It has been a long time since I posted. Sorry about that, but sometimes LIFE grabs hold and decides to shake things up.
Last December I found out I had to have surgery, I couldn't put it off any longer. It was scheduled for Feb. 3. I had just over a month to stew about it, and stew I did. This surgery was similiar to the surgery my sister had. For those of you who don't know, my sister died from complications due to the surgery. Needless to say, I was very, very nervous about it. The day before the surgery, I was an absolute basket case. For the first time, I reached out to friends and family and asked for their prayers.
I have been known as the strong one, not much fazes me, and I usually tough things out pretty well. Not this time, I was so upset and scared, there, I said it, yes, scared, that my husband and I attended daily Mass on the day before, and I asked our Pastor to hear my Confession. He even graced me with the Sacrament of Anointing of the Sick; "the Catholic sacrament of Anointing of the Sick, formerly known as Last rites or Extreme Unction, is a ritual of healing appropriate not only for physical but also for mental and spiritual sickness." Our church offers this sacrament every First Friday of the month at daily Mass, or in cases like mine, when needed. I am thankful we went to Mass, because later that day, the doctor called to tell us that my surgery had been moved up and, instead of being at the hospital by 10am, I now had to be there by 7am. There would be no chance to attend Mass the morning before the surgery, as we had planned.
Between that comfort, and the power of the prayers of my friends and family, on the day of surgery, I was very calm. I was not stressed out, even having to be there much earlier than originally scheduled. My husband was allowed to stay with me until they came to take me to the OR. During the pre-op stuff, I was able to say a complete Divine Mercy chaplet. Was I at peace? Yes. Was I sure of the outcome? No. Any surgery carries risks. My health was in the hands of God and my surgeon. Obviously, it was successful, and I am very happy to be here, to thank God, and my friends and family for their prayers. Never doubt the power of prayer!
The rest of the year has been tough. In March, I lost my Uncle Dean. He stood in for my dad during my wedding and danced with me for the Father/Daughter, Mother/Son dance. Uncle Dean was also my godfather, which is why I asked him to stand in. He had always been kind, quiet, reliable, and a constant in our lives. He was a brave man, serving his country with a great deal of honor, during the Korean War. He and my husband became friends, and Harold was one of his pall-bearers, an honor he gratefully accepted, even though he didn't feel he deserved it.
In April, Harold was asked to serve one more TDY at Scott AFB, for 60 days, taking him right up to the last day of his service.
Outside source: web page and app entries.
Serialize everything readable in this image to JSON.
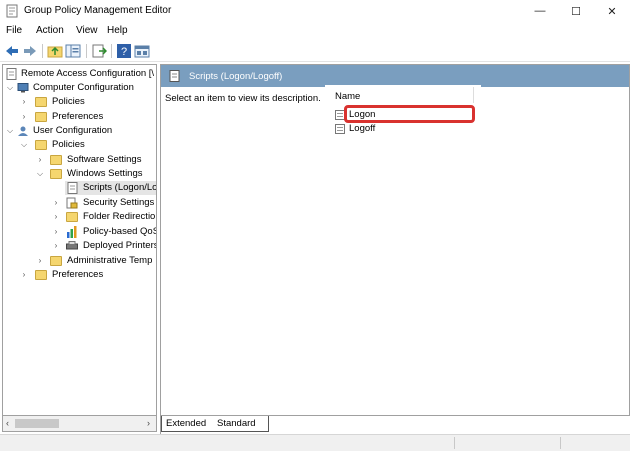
{
  "window": {
    "title": "Group Policy Management Editor",
    "minimize_glyph": "—",
    "maximize_glyph": "☐",
    "close_glyph": "✕"
  },
  "menu": [
    "File",
    "Action",
    "View",
    "Help"
  ],
  "tree": {
    "root": "Remote Access Configuration [\\",
    "computer_configuration": "Computer Configuration",
    "cc_policies": "Policies",
    "cc_preferences": "Preferences",
    "user_configuration": "User Configuration",
    "uc_policies": "Policies",
    "software_settings": "Software Settings",
    "windows_settings": "Windows Settings",
    "scripts": "Scripts (Logon/Lo",
    "security_settings": "Security Settings",
    "folder_redirection": "Folder Redirectio",
    "policy_qos": "Policy-based QoS",
    "deployed_printers": "Deployed Printers",
    "administrative_templates": "Administrative Temp",
    "uc_preferences": "Preferences"
  },
  "details": {
    "header_title": "Scripts (Logon/Logoff)",
    "description": "Select an item to view its description.",
    "column_name": "Name",
    "items": [
      "Logon",
      "Logoff"
    ]
  },
  "tabs": {
    "extended": "Extended",
    "standard": "Standard"
  },
  "colors": {
    "header_bg": "#7a9ebf",
    "highlight": "#d9322f",
    "folder": "#f5d66f"
  }
}
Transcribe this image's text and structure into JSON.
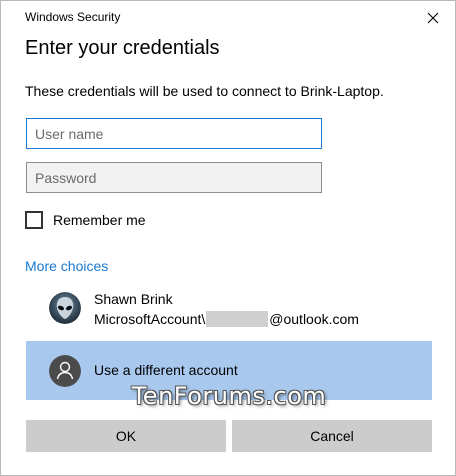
{
  "window": {
    "title": "Windows Security"
  },
  "dialog": {
    "heading": "Enter your credentials",
    "description": "These credentials will be used to connect to Brink-Laptop."
  },
  "fields": {
    "username_placeholder": "User name",
    "username_value": "",
    "password_placeholder": "Password",
    "password_value": ""
  },
  "remember": {
    "label": "Remember me",
    "checked": false
  },
  "more_choices": {
    "label": "More choices"
  },
  "accounts": [
    {
      "name": "Shawn Brink",
      "email_prefix": "MicrosoftAccount\\",
      "email_suffix": "@outlook.com"
    },
    {
      "name": "Use a different account",
      "selected": true
    }
  ],
  "watermark": "TenForums.com",
  "buttons": {
    "ok": "OK",
    "cancel": "Cancel"
  },
  "colors": {
    "accent": "#1979d2",
    "selected_row": "#a9c8ee",
    "button_bg": "#cccccc"
  },
  "icons": {
    "close": "close-icon",
    "alien_avatar": "alien-avatar-icon",
    "generic_user": "person-icon"
  }
}
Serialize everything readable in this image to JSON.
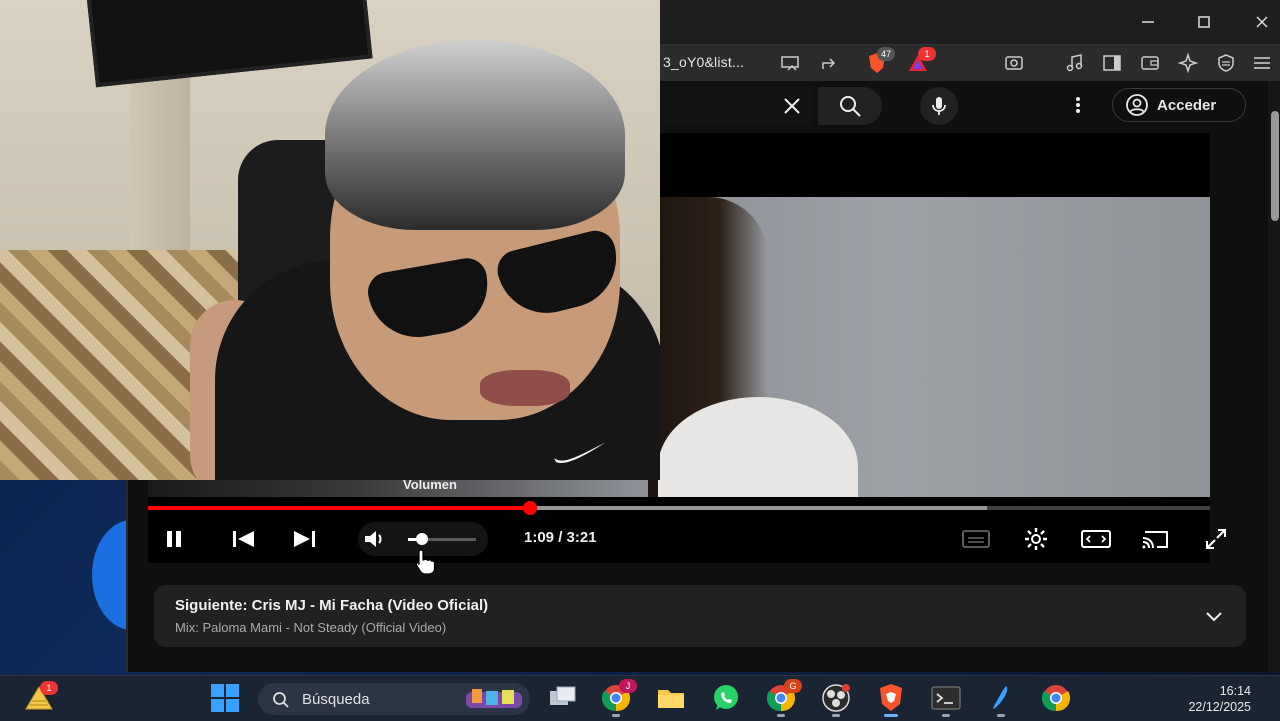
{
  "browser": {
    "url_fragment": "3_oY0&list...",
    "shields_count": "47",
    "rewards_count": "1",
    "window_controls": {
      "minimize": "minimize-icon",
      "maximize": "maximize-icon",
      "close": "close-icon"
    }
  },
  "youtube": {
    "signin_label": "Acceder",
    "player": {
      "volume_tooltip": "Volumen",
      "time_display": "1:09 / 3:21",
      "played_fraction": 0.36,
      "loaded_fraction": 0.79,
      "volume_fraction": 0.2
    },
    "up_next": {
      "title": "Siguiente: Cris MJ - Mi Facha (Video Oficial)",
      "subtitle": "Mix: Paloma Mami - Not Steady (Official Video)"
    }
  },
  "taskbar": {
    "search_placeholder": "Búsqueda",
    "widgets_badge": "1",
    "chrome_badge_1": "J",
    "chrome_badge_2": "G",
    "clock_time": "16:14",
    "clock_date": "22/12/2025"
  },
  "colors": {
    "yt_red": "#ff0000",
    "taskbar_bg": "#1b2433",
    "brave_orange": "#fb542b"
  }
}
On 16 June, he will be retired from the Air Force, after serving 33 years. His official retirement ceremony will be in August.
He had been doing weeklong TDY's since January. In April, I flew out one weekend to attend the last Stripes Ball he would be able to go to, and we drove home on Sunday. He came home to pack up what he needed for two months, and on Monday, he left again. I keep reminding myself that its almost over, but I also know that he will miss it terribly. He loves the Air Force.
We found out during his first week away that Terri, my brother's wife, was going to lose her battle with breast cancer. This was devastating news. Terri has been fighting for 10 years, always positive, always seeming to beat the odds. The cancer had reared its ugly head again, right around the time my sister had died. This time it was in all new places. Her brain, lungs, kidneys, liver, bladder; every time they beat it back from one place, it attacked another. Through it all, she remained positive, and rarely missed a game her boys played in. This time was different. The doctors couldn't offer any more drugs/treatments or hope. On April 28th, the school came to their house, and presented her son his high school diploma, so she could see him graduate. Real diploma, and Adam wore his cap and gown. Then on May 2nd, she peacefully, quietly slipped away, at home, surrounded by her family. It was a cloudy morning, but while at Mass, I saw the gates of Heaven open for her; bright, beams of sunlight, streaming through the stained glass windows, and I just knew it was for her.
One last thought before I go. My dad passed away on November 2nd. My sister, on July 2nd, and now Terri, on May 2nd. Uncanny, and disturbing. Our little family, getting smaller and smaller, was starting to not like this date. My father-in-law commented that as long as we made it past the 2nd of every month, we were in good shape, right?
But a friend looked at it a different way. She doesn't believe in coincidences, there is purpose for every thing that happens. She told me that it was my dad's way of letting us know that he was there, taking care of my sister and now sister-in-law, not to worry, they were with him. What a comfort! So, instead of looking at that day with trepidation, I can look at it as a day to think about and remember them. (Thank you Laura!) By the way, November 2nd is All Souls Day. There are no coincidences......
Be well, and say a little prayer. I will, every day.